_TASK ITEM_
All of the data must be returned word for word.

(TASK INPUTS begins)

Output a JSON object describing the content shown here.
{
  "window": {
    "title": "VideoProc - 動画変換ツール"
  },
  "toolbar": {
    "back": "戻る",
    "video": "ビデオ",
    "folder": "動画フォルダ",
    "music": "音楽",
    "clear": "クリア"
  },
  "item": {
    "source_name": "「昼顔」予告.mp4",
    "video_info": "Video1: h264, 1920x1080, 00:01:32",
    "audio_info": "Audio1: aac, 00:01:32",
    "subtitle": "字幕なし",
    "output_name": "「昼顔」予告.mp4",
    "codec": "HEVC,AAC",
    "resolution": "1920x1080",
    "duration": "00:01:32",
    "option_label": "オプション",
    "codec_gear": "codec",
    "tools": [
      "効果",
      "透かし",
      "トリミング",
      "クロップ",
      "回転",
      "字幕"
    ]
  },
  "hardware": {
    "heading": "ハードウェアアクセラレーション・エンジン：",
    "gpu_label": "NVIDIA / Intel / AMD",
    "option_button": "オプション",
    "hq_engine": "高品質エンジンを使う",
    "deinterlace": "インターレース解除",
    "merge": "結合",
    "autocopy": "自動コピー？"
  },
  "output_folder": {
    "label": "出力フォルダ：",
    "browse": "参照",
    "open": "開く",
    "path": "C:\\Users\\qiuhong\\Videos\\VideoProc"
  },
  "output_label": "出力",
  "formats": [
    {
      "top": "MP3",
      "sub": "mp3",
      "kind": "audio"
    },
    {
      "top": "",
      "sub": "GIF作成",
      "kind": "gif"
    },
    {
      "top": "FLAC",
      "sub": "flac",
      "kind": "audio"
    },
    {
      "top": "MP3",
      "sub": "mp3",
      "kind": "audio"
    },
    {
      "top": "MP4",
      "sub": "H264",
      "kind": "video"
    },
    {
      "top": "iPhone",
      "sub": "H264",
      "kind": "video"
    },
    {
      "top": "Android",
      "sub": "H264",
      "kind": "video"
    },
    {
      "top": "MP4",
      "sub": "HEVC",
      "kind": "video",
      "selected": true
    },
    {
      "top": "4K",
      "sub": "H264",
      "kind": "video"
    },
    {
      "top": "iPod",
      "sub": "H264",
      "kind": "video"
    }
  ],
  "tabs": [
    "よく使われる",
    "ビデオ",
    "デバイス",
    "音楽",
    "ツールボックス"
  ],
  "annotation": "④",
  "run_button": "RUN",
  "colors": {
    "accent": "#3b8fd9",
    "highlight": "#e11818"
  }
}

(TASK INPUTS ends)

_COMPLETED EXERCISE_
Output a JSON object describing the content shown here.
{
  "window": {
    "title": "VideoProc - 動画変換ツール"
  },
  "toolbar": {
    "back": "戻る",
    "video": "ビデオ",
    "folder": "動画フォルダ",
    "music": "音楽",
    "clear": "クリア"
  },
  "item": {
    "source_name": "「昼顔」予告.mp4",
    "video_info": "Video1: h264, 1920x1080, 00:01:32",
    "audio_info": "Audio1: aac, 00:01:32",
    "subtitle": "字幕なし",
    "output_name": "「昼顔」予告.mp4",
    "codec": "HEVC,AAC",
    "resolution": "1920x1080",
    "duration": "00:01:32",
    "option_label": "オプション",
    "codec_gear": "codec",
    "tools": [
      "効果",
      "透かし",
      "トリミング",
      "クロップ",
      "回転",
      "字幕"
    ]
  },
  "hardware": {
    "heading": "ハードウェアアクセラレーション・エンジン：",
    "gpu_label": "NVIDIA / Intel / AMD",
    "option_button": "オプション",
    "hq_engine": "高品質エンジンを使う",
    "deinterlace": "インターレース解除",
    "merge": "結合",
    "autocopy": "自動コピー？"
  },
  "output_folder": {
    "label": "出力フォルダ：",
    "browse": "参照",
    "open": "開く",
    "path": "C:\\Users\\qiuhong\\Videos\\VideoProc"
  },
  "output_label": "出力",
  "formats": [
    {
      "top": "MP3",
      "sub": "mp3",
      "kind": "audio"
    },
    {
      "top": "",
      "sub": "GIF作成",
      "kind": "gif"
    },
    {
      "top": "FLAC",
      "sub": "flac",
      "kind": "audio"
    },
    {
      "top": "MP3",
      "sub": "mp3",
      "kind": "audio"
    },
    {
      "top": "MP4",
      "sub": "H264",
      "kind": "video"
    },
    {
      "top": "iPhone",
      "sub": "H264",
      "kind": "video"
    },
    {
      "top": "Android",
      "sub": "H264",
      "kind": "video"
    },
    {
      "top": "MP4",
      "sub": "HEVC",
      "kind": "video",
      "selected": true
    },
    {
      "top": "4K",
      "sub": "H264",
      "kind": "video"
    },
    {
      "top": "iPod",
      "sub": "H264",
      "kind": "video"
    }
  ],
  "tabs": [
    "よく使われる",
    "ビデオ",
    "デバイス",
    "音楽",
    "ツールボックス"
  ],
  "annotation": "④",
  "run_button": "RUN",
  "colors": {
    "accent": "#3b8fd9",
    "highlight": "#e11818"
  }
}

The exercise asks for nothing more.